Economics of Giving

Young philanthropists take generosity to a new level.

UMW Philanthropy Class Awards Grants to Three Area Agencies

Students in the University of Mary Washington philanthropy class awarded a total of $10,000 in grants to three Fredericksburg-area nonprofit organizations: the Lloyd R. Moss Free Clinic, Rappahannock Legal Services and Stafford Junction.

Class representatives Ashley Cameron and Katherine Gibson announced the awards during a check presentation ceremony on Tuesday, December 6 at the university’s Jepson Alumni Executive Center.

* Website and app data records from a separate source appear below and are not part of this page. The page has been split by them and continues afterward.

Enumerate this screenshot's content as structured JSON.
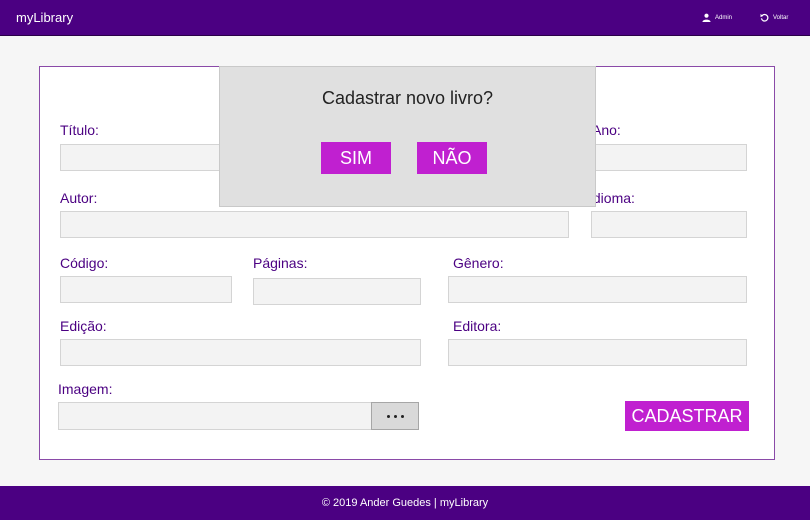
{
  "header": {
    "brand": "myLibrary",
    "admin_label": "Admin",
    "back_label": "Voltar"
  },
  "form": {
    "titulo_label": "Título:",
    "ano_label": "Ano:",
    "autor_label": "Autor:",
    "idioma_label": "Idioma:",
    "codigo_label": "Código:",
    "paginas_label": "Páginas:",
    "genero_label": "Gênero:",
    "edicao_label": "Edição:",
    "editora_label": "Editora:",
    "imagem_label": "Imagem:",
    "submit_label": "CADASTRAR"
  },
  "modal": {
    "title": "Cadastrar novo livro?",
    "yes_label": "SIM",
    "no_label": "NÃO"
  },
  "footer": {
    "text": "© 2019 Ander Guedes | myLibrary"
  },
  "colors": {
    "primary": "#4b0082",
    "accent": "#c020d0"
  }
}
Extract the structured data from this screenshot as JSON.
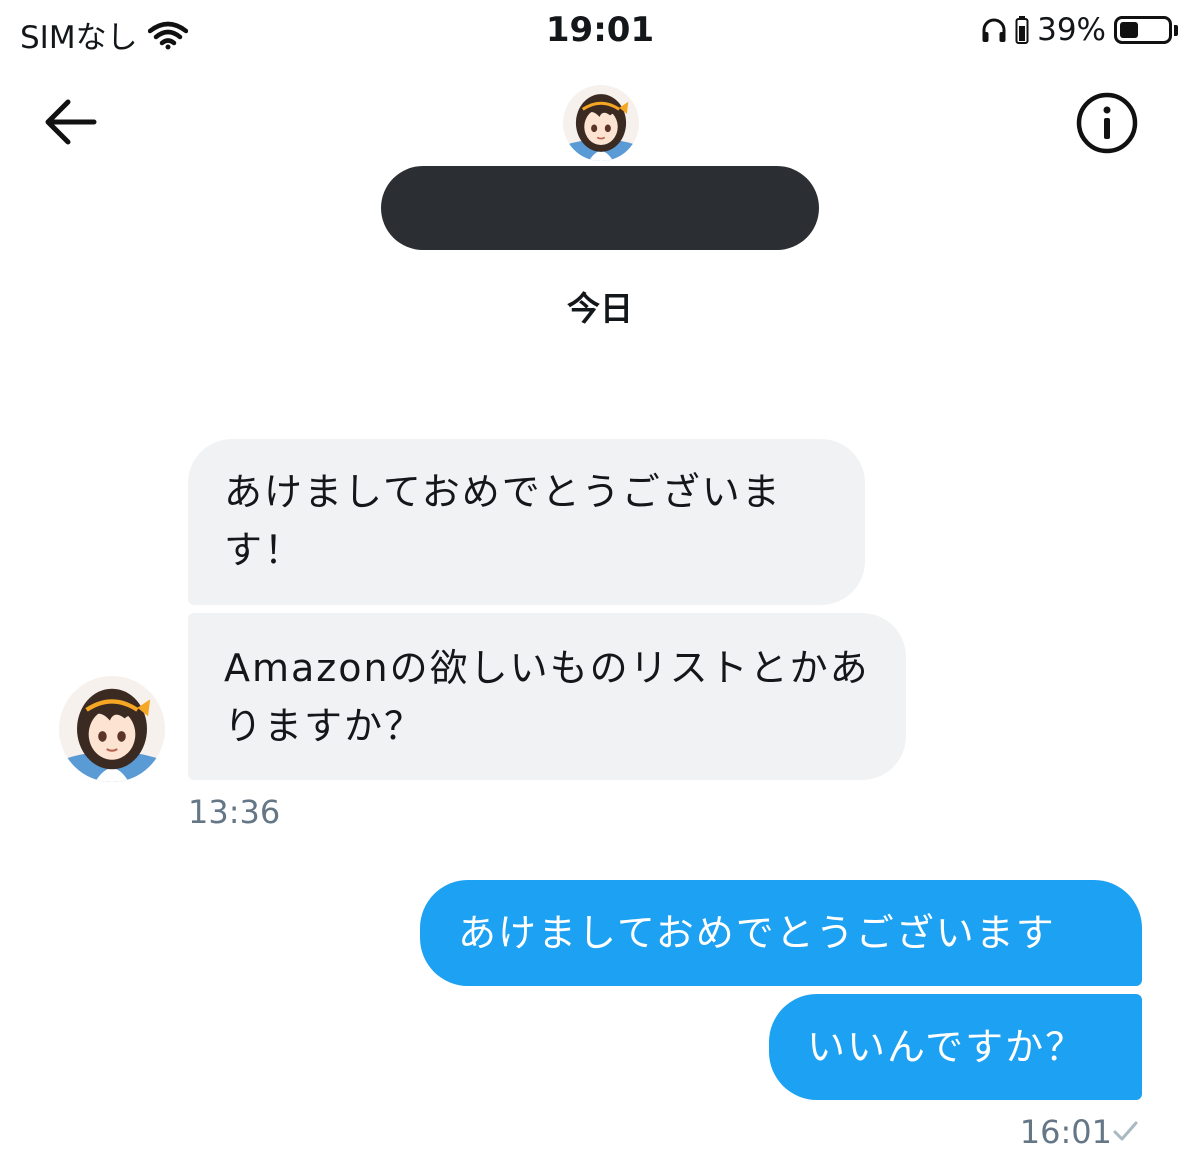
{
  "status_bar": {
    "carrier": "SIMなし",
    "time": "19:01",
    "battery_percent": "39%",
    "battery_level": 0.39
  },
  "header": {
    "day_label": "今日",
    "back_icon": "arrow-left-icon",
    "info_icon": "info-circle-icon"
  },
  "messages": [
    {
      "direction": "incoming",
      "text": "あけましておめでとうございます！"
    },
    {
      "direction": "incoming",
      "text": "Amazonの欲しいものリストとかありますか？"
    },
    {
      "direction": "outgoing",
      "text": "あけましておめでとうございます"
    },
    {
      "direction": "outgoing",
      "text": "いいんですか？"
    }
  ],
  "timestamps": {
    "incoming": "13:36",
    "outgoing": "16:01"
  },
  "colors": {
    "incoming_bubble": "#f0f2f4",
    "outgoing_bubble": "#1da1f2",
    "timestamp": "#657786"
  }
}
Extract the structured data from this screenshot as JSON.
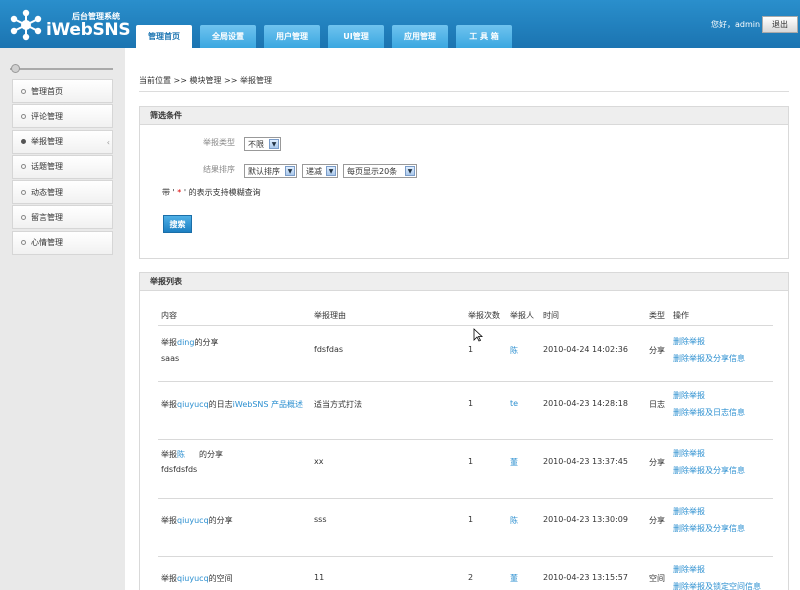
{
  "header": {
    "logo_sub": "后台管理系统",
    "logo_main": "iWebSNS",
    "greeting": "您好，admin",
    "logout": "退出",
    "tabs": [
      "管理首页",
      "全局设置",
      "用户管理",
      "UI管理",
      "应用管理",
      "工 具 箱"
    ],
    "active_tab": 0
  },
  "sidebar": {
    "items": [
      "管理首页",
      "评论管理",
      "举报管理",
      "话题管理",
      "动态管理",
      "留言管理",
      "心情管理"
    ],
    "active_index": 2
  },
  "breadcrumb": "当前位置 >> 模块管理 >> 举报管理",
  "filter": {
    "title": "筛选条件",
    "type_label": "举报类型",
    "type_value": "不限",
    "sort_label": "结果排序",
    "sort_value": "默认排序",
    "order_value": "递减",
    "page_value": "每页显示20条",
    "note_prefix": "带 '",
    "note_star": " * ",
    "note_suffix": "' 的表示支持模糊查询",
    "search_button": "搜索"
  },
  "list": {
    "title": "举报列表",
    "columns": [
      "内容",
      "举报理由",
      "举报次数",
      "举报人",
      "时间",
      "类型",
      "操作"
    ],
    "rows": [
      {
        "prefix": "举报",
        "name": "ding",
        "mid": "的分享",
        "extra": "",
        "line2": "saas",
        "reason": "fdsfdas",
        "count": "1",
        "reporter": "陈",
        "time": "2010-04-24 14:02:36",
        "type": "分享",
        "action1": "删除举报",
        "action2": "删除举报及分享信息"
      },
      {
        "prefix": "举报",
        "name": "qiuyucq",
        "mid": "的日志",
        "extra": "iWebSNS 产品概述",
        "line2": "",
        "reason": "适当方式打法",
        "count": "1",
        "reporter": "te",
        "time": "2010-04-23 14:28:18",
        "type": "日志",
        "action1": "删除举报",
        "action2": "删除举报及日志信息"
      },
      {
        "prefix": "举报",
        "name": "陈",
        "mid": "的分享",
        "extra": "",
        "line2": "fdsfdsfds",
        "reason": "xx",
        "count": "1",
        "reporter": "董",
        "time": "2010-04-23 13:37:45",
        "type": "分享",
        "action1": "删除举报",
        "action2": "删除举报及分享信息"
      },
      {
        "prefix": "举报",
        "name": "qiuyucq",
        "mid": "的分享",
        "extra": "",
        "line2": "",
        "reason": "sss",
        "count": "1",
        "reporter": "陈",
        "time": "2010-04-23 13:30:09",
        "type": "分享",
        "action1": "删除举报",
        "action2": "删除举报及分享信息"
      },
      {
        "prefix": "举报",
        "name": "qiuyucq",
        "mid": "的空间",
        "extra": "",
        "line2": "",
        "reason": "11",
        "count": "2",
        "reporter": "董",
        "time": "2010-04-23 13:15:57",
        "type": "空间",
        "action1": "删除举报",
        "action2": "删除举报及锁定空间信息"
      }
    ]
  }
}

The ceremony was the culmination of the semester-long Economics of Philanthropy and the Nonprofit Sector course taught by Professor of Economics Robert Rycroft.

The grants are funded by philanthropist Doris Buffet’s Learning by Giving Foundation. Buffett, who attended the ceremony, commended the students for their hard work.

“I’m really proud of you,” said Buffett. “You learned a lot and I bet you had a good time doing it.”

This year, the class of 22 students reviewed 51 applications.

For comments from each of the recipients and for more information about the Learning by Giving Foundation, read the full press release.